The Three Day Quote Challenge continues! I couldn’t NOT include a quote by naturalist and conservationist John Muir.
When I lived and worked in Houston, I would pack my lunch and go outside when it wasn’t too hot. Right next to our building was a large grassy area with park benches and a fountain.
Sometimes in the elevator a co-worker would ask me what I was doing. Many times I heard, “Wow, I’ve never done that.” Here was a lovely strip of nature right outside the office, and people frequently ignored it.
After many hiking vacations, we could no longer live indoors with air conditioning. The pull of fresh air and the woods grew too great, and we moved to western Washington where we could be outdoors as often as we want.
Doctors and mental health researchers, more and more, are looking at the physical and mental benefits of time in nature, and there are numerous articles such as this one online. Nature Deficit Disorder is a popular phrase these days after Richard Louv wrote Last Child in the Woods.
I don’t need a study, though, to tell me how much it matters for me to connect with the great outdoors every single day.
Outside, whether I’m in the garden or walking the many wooded trails that wind through our town, I am at peace. Some days I have to drag myself out there, but five minutes later I’m rejuvenated. Throughout my day, between bouts of writing or research, I’m out the door. Here, in a small town, I can connect with sunrises and sunsets, with equinoxes and solstices, with subtle shifts of temperature that tell me of a change in seasons or an early spring.
Maybe if our politicians and lobbyists spent more time outdoors, our national priorities would be different.
Now, if you’ll excuse me, I have berries to pick.
How about you?

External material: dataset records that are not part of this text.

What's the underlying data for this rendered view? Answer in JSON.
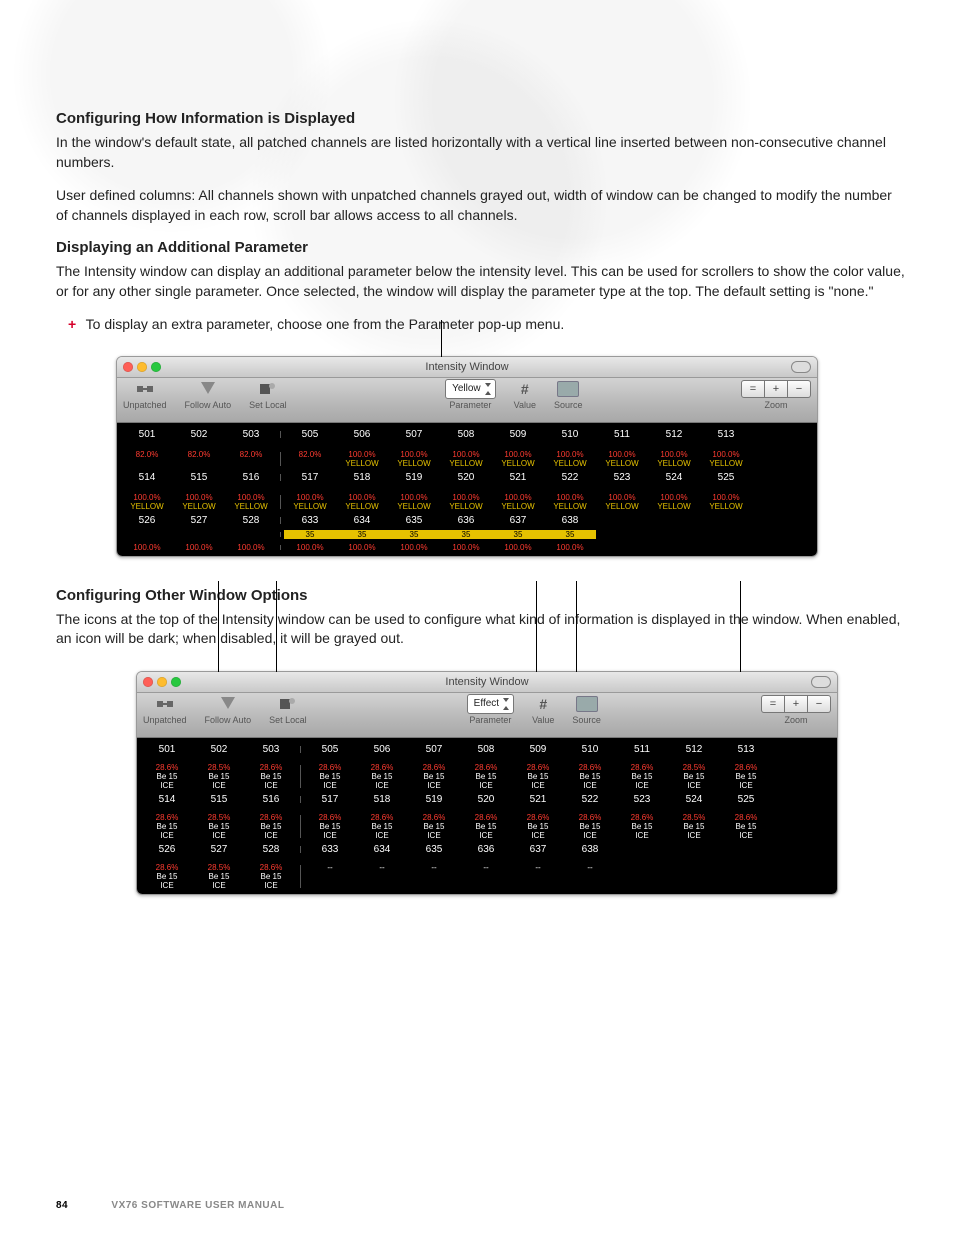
{
  "headings": {
    "h1": "Configuring How Information is Displayed",
    "h2": "Displaying an Additional Parameter",
    "h3": "Configuring Other Window Options"
  },
  "paragraphs": {
    "p1": "In the window's default state, all patched channels are listed horizontally with a vertical line inserted between non-consecutive channel numbers.",
    "p2": "User defined columns: All channels shown with unpatched channels grayed out, width of window can be changed to modify the number of channels displayed in each row, scroll bar allows access to all channels.",
    "p3": "The Intensity window can display an additional parameter below the intensity level. This can be used for scrollers to show the color value, or for any other single parameter. Once selected, the window will display the parameter type at the top. The default setting is \"none.\"",
    "p4": "The icons at the top of the Intensity window can be used to configure what kind of information is displayed in the window. When enabled, an icon will be dark; when disabled, it will be grayed out."
  },
  "bullet1": "To display an extra parameter, choose one from the Parameter pop-up menu.",
  "window": {
    "title": "Intensity Window",
    "tools": {
      "unpatched": "Unpatched",
      "follow": "Follow Auto",
      "setlocal": "Set Local",
      "parameter": "Parameter",
      "value": "Value",
      "source": "Source",
      "zoom": "Zoom"
    },
    "param_a": "Yellow",
    "param_b": "Effect",
    "zoom_eq": "=",
    "zoom_plus": "+",
    "zoom_minus": "−"
  },
  "gridA": {
    "row1_ch": [
      "501",
      "502",
      "503",
      "505",
      "506",
      "507",
      "508",
      "509",
      "510",
      "511",
      "512",
      "513"
    ],
    "row1_pct": [
      "82.0%",
      "82.0%",
      "82.0%",
      "82.0%",
      "100.0%",
      "100.0%",
      "100.0%",
      "100.0%",
      "100.0%",
      "100.0%",
      "100.0%",
      "100.0%"
    ],
    "row1_yel": [
      "",
      "",
      "",
      "",
      "YELLOW",
      "YELLOW",
      "YELLOW",
      "YELLOW",
      "YELLOW",
      "YELLOW",
      "YELLOW",
      "YELLOW"
    ],
    "row2_ch": [
      "514",
      "515",
      "516",
      "517",
      "518",
      "519",
      "520",
      "521",
      "522",
      "523",
      "524",
      "525"
    ],
    "row2_pct": [
      "100.0%",
      "100.0%",
      "100.0%",
      "100.0%",
      "100.0%",
      "100.0%",
      "100.0%",
      "100.0%",
      "100.0%",
      "100.0%",
      "100.0%",
      "100.0%"
    ],
    "row2_yel": [
      "YELLOW",
      "YELLOW",
      "YELLOW",
      "YELLOW",
      "YELLOW",
      "YELLOW",
      "YELLOW",
      "YELLOW",
      "YELLOW",
      "YELLOW",
      "YELLOW",
      "YELLOW"
    ],
    "row3_ch": [
      "526",
      "527",
      "528",
      "633",
      "634",
      "635",
      "636",
      "637",
      "638",
      "",
      "",
      ""
    ],
    "row3_hl": [
      "",
      "",
      "",
      "35",
      "35",
      "35",
      "35",
      "35",
      "35",
      "",
      "",
      ""
    ],
    "row3_pct": [
      "100.0%",
      "100.0%",
      "100.0%",
      "100.0%",
      "100.0%",
      "100.0%",
      "100.0%",
      "100.0%",
      "100.0%",
      "",
      "",
      ""
    ]
  },
  "gridB": {
    "r1_ch": [
      "501",
      "502",
      "503",
      "505",
      "506",
      "507",
      "508",
      "509",
      "510",
      "511",
      "512",
      "513"
    ],
    "r1_p": [
      "28.6%",
      "28.5%",
      "28.6%",
      "28.6%",
      "28.6%",
      "28.6%",
      "28.6%",
      "28.6%",
      "28.6%",
      "28.6%",
      "28.5%",
      "28.6%"
    ],
    "r1_b": [
      "Be 15",
      "Be 15",
      "Be 15",
      "Be 15",
      "Be 15",
      "Be 15",
      "Be 15",
      "Be 15",
      "Be 15",
      "Be 15",
      "Be 15",
      "Be 15"
    ],
    "r1_i": [
      "ICE",
      "ICE",
      "ICE",
      "ICE",
      "ICE",
      "ICE",
      "ICE",
      "ICE",
      "ICE",
      "ICE",
      "ICE",
      "ICE"
    ],
    "r2_ch": [
      "514",
      "515",
      "516",
      "517",
      "518",
      "519",
      "520",
      "521",
      "522",
      "523",
      "524",
      "525"
    ],
    "r2_p": [
      "28.6%",
      "28.5%",
      "28.6%",
      "28.6%",
      "28.6%",
      "28.6%",
      "28.6%",
      "28.6%",
      "28.6%",
      "28.6%",
      "28.5%",
      "28.6%"
    ],
    "r2_b": [
      "Be 15",
      "Be 15",
      "Be 15",
      "Be 15",
      "Be 15",
      "Be 15",
      "Be 15",
      "Be 15",
      "Be 15",
      "Be 15",
      "Be 15",
      "Be 15"
    ],
    "r2_i": [
      "ICE",
      "ICE",
      "ICE",
      "ICE",
      "ICE",
      "ICE",
      "ICE",
      "ICE",
      "ICE",
      "ICE",
      "ICE",
      "ICE"
    ],
    "r3_ch": [
      "526",
      "527",
      "528",
      "633",
      "634",
      "635",
      "636",
      "637",
      "638",
      "",
      "",
      ""
    ],
    "r3_p": [
      "28.6%",
      "28.5%",
      "28.6%",
      "--",
      "--",
      "--",
      "--",
      "--",
      "--",
      "",
      "",
      ""
    ],
    "r3_b": [
      "Be 15",
      "Be 15",
      "Be 15",
      "",
      "",
      "",
      "",
      "",
      "",
      "",
      "",
      ""
    ],
    "r3_i": [
      "ICE",
      "ICE",
      "ICE",
      "",
      "",
      "",
      "",
      "",
      "",
      "",
      "",
      ""
    ]
  },
  "footer": {
    "page": "84",
    "manual": "VX76 SOFTWARE USER MANUAL"
  }
}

Do you get to spend time in nature? What’s your favorite outdoor activity?